Industry 4.0 for dummies: Advanced Manufacturing

Tuesday, 6th August 2019

In the first two blogs in our series on Industry 4.0 for Dummies, we looked at principles that were equally appropriate for both manufacturing and services.

This third blog however focuses entirely on manufacturing, as Alistair McKinlay, technical analyst with R&D tax specialist Jumpstart, explores the concept of “Advanced Manufacturing’ and, in particular, which areas are most likely to deliver significant benefits for manufacturers.

Very smart indeed

Smart manufacturing is a term used to encompass the range of disciplines and technologies which integrate and automate manufacturing processes, building toward a “smart manufacturing” environment and ultimately a “dark factory” – so called because it can run without human intervention, and so could theoretically function with no lights on! (See our previous blog on digitisation for a more in-depth look at the subject).

One company involved in developing automated robotic manufacturing solutions in an automotive environment implemented a number of projects aiming at increasing automation of the manufacturing process, introducing smart sensors to facilitate self-adjusting tooling, automated materials processing and automated materials handling. The result was reduced maintenance costs, improved productivity and reduced health & safety issues (from reduced human operator involvement). All of the above project activities made the company eligible for R&D tax relief, and they were able to receive £137,500 in R&D tax relief over a three-year period. Now, that’s very smart!

The additive manufacturing revolution

The impact of technology can be felt much more deeply in manufacturing than merely the integration of systems leading to automation. In the last ten years, we have seen exponential growth of interest in additive manufacturing and in the development and application of new materials.

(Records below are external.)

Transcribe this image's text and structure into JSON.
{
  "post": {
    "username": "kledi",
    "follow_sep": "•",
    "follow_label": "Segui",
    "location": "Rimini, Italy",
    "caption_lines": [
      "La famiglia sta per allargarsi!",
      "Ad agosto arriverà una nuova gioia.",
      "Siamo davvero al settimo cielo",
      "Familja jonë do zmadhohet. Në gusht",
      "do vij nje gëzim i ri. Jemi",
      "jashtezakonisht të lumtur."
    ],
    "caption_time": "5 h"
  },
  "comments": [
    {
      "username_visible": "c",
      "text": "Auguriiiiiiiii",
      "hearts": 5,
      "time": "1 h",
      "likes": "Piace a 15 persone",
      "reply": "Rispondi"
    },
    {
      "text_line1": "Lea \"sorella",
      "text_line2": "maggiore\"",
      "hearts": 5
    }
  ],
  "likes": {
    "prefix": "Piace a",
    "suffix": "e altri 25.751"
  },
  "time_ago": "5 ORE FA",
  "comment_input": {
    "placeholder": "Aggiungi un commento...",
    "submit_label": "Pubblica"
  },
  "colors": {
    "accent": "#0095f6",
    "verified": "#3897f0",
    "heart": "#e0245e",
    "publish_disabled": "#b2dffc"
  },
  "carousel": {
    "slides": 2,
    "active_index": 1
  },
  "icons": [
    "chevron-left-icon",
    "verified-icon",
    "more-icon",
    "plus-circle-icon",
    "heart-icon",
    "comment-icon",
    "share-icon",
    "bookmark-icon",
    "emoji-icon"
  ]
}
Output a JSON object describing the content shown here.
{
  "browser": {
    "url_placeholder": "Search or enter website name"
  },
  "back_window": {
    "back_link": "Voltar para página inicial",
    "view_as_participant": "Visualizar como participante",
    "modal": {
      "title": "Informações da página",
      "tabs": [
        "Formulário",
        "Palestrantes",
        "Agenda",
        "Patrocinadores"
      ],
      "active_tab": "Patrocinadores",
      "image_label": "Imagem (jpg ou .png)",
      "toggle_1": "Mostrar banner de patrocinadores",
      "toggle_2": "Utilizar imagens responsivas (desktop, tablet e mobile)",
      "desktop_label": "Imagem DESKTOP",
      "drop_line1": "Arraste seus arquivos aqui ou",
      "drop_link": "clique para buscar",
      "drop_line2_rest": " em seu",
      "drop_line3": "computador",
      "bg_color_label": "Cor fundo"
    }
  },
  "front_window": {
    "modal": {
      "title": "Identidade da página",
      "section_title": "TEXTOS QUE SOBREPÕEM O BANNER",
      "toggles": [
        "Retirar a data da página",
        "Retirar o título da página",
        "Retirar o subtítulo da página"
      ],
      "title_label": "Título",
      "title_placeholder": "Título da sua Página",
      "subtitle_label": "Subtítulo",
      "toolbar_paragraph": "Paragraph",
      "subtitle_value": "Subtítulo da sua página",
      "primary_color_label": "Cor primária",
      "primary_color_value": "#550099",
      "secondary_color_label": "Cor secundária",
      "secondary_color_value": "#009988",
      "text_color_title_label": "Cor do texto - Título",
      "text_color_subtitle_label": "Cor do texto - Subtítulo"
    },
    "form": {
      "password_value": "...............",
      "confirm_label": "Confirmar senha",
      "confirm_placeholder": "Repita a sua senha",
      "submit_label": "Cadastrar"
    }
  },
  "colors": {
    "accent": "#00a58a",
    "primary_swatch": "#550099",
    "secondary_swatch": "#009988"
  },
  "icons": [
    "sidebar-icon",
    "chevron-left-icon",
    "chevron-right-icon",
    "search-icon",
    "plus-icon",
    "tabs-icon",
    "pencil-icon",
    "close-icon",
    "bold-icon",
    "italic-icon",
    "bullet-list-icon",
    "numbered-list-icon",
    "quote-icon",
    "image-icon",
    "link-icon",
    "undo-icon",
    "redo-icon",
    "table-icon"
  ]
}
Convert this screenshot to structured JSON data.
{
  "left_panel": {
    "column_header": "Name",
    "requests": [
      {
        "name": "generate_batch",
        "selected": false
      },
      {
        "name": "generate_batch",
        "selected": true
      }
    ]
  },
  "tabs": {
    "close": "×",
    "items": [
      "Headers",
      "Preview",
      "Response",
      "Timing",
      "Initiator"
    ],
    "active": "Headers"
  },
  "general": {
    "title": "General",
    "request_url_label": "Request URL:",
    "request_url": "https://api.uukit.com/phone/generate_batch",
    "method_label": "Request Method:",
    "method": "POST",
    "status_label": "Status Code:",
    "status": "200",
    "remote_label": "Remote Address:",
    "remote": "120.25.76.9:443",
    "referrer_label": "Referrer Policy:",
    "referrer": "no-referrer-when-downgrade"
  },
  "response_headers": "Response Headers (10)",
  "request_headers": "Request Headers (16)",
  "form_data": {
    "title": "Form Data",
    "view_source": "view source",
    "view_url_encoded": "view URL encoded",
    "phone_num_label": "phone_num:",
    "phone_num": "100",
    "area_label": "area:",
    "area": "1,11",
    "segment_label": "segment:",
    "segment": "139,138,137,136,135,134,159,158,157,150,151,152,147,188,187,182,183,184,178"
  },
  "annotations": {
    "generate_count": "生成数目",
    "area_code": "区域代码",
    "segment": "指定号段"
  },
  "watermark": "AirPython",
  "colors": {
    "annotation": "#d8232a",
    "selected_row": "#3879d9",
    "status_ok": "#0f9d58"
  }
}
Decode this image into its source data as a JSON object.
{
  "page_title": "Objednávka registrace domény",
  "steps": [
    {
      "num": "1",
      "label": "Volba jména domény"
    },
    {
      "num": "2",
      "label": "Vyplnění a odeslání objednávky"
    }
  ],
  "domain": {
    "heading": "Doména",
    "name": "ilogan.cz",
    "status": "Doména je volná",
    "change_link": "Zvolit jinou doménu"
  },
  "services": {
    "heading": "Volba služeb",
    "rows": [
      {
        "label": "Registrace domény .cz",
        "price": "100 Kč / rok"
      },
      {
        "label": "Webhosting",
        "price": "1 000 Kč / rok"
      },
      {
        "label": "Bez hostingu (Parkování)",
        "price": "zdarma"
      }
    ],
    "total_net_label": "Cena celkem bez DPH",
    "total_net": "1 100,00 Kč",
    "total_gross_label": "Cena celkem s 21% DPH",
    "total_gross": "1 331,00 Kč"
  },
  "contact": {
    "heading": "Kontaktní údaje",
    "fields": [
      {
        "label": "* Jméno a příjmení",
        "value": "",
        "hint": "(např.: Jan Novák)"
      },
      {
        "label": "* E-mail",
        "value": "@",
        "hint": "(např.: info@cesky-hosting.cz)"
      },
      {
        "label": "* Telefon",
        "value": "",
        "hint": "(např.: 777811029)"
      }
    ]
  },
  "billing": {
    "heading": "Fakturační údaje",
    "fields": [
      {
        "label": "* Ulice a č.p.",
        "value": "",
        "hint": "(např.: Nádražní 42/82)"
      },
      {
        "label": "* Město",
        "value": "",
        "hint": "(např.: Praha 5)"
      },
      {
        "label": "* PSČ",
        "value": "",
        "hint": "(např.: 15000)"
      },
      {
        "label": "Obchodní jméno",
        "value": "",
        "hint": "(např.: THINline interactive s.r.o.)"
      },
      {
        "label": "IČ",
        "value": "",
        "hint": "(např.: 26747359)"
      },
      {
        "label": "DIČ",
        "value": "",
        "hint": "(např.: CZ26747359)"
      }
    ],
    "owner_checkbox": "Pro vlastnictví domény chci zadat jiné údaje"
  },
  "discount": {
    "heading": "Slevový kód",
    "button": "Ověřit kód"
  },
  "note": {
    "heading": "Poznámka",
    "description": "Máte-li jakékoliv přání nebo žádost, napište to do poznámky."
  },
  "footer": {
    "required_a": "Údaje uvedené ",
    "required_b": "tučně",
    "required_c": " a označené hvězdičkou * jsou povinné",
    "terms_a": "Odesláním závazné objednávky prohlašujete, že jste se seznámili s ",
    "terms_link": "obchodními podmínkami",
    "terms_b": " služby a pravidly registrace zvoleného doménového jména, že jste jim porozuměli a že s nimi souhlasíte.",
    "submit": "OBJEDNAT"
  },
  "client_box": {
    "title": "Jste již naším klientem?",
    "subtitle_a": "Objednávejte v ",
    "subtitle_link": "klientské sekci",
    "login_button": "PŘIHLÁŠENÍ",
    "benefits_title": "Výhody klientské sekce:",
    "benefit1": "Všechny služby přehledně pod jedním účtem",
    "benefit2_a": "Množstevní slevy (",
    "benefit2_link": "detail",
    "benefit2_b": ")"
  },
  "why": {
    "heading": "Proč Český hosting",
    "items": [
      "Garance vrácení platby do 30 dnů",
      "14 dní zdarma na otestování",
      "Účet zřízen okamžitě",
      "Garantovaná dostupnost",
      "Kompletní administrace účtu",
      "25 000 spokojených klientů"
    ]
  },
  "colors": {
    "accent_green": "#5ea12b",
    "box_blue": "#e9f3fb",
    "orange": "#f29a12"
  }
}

Together these technologies and forming processes are revolutionising the design and development of components and products.

Additive manufacturing, often referred to as 3D printing, refers to a number of different techniques each with their own distinct advantages and disadvantages: some of them laying down layers of material on a “drop on demand” basis (material jetting ), others using ultrasonic welding to bond layer-by-layer ribbons of material (sheet lamination) and some even binding successive layers of powder using heat, to build a product (sintering).

Although these allow for faster development and proving of prototypes, in many instances the integrity and strength of finished structures is not sufficient for production of finished products. However, further research and development aimed at improving the effectiveness of adhesive substrates and curing processes could make additive manufacturing mainstream and generate new opportunities for make-to-order products.

One business involved in plastic injection moulding and working on reducing processing time and contamination for medical components, used 3D printing to improve the accuracy of its moulds. The company applied new vacuum casting processes, allowing it to reduce process times by 3% and contamination rates by 15%, which in turn reduced rework and waste. As an added bonus, the above 3D printing project allowed the business to benefit from £76,500 in R&D tax relief over a three-year period.

The cost of cutting-edge materials

One area where these new forming processes are delivering ground-breaking advances is in the use of biomaterials for printing replacement human organs, to reduce the risk of rejection. This may also resolve the issue of scarcity of specific types of transplant organs.

And this brings us seamlessly to the final piece of the advanced manufacturing jigsaw, namely the application of new materials in manufacturing. At its simplest level this will include experimentation around how to most effectively incorporate new materials in a product to imbue it with specific properties such as weight or strength, or alternatively remaking products entirely from new materials.

For example, there is currently a considerable amount of research and development around the incorporation of graphene in products. While graphene is both very strong and flexible, it is also particularly expensive. The challenge is therefore to find the most cost-effective approach to imbue products with the strength of graphene, without making them prohibitively expensive: i.e. trying to incorporate graphene into running shoes in order to strengthen the soles, whilst still keeping them within the budget of the average runner.

Another example is the use of aluminium-lithium alloy in the manufacture of aircraft components. This new alloy offers improved stiffness, better corrosion resistance, improved fatigue strength and all with a significant weight saving on aircraft using traditional aluminium alloys or fibre composites.

If you would like to learn more about how you could leverage funds back in to your business through claiming R&D tax relief on your advanced manufacturing projects call Wendy Smith on 07494 499926 or email: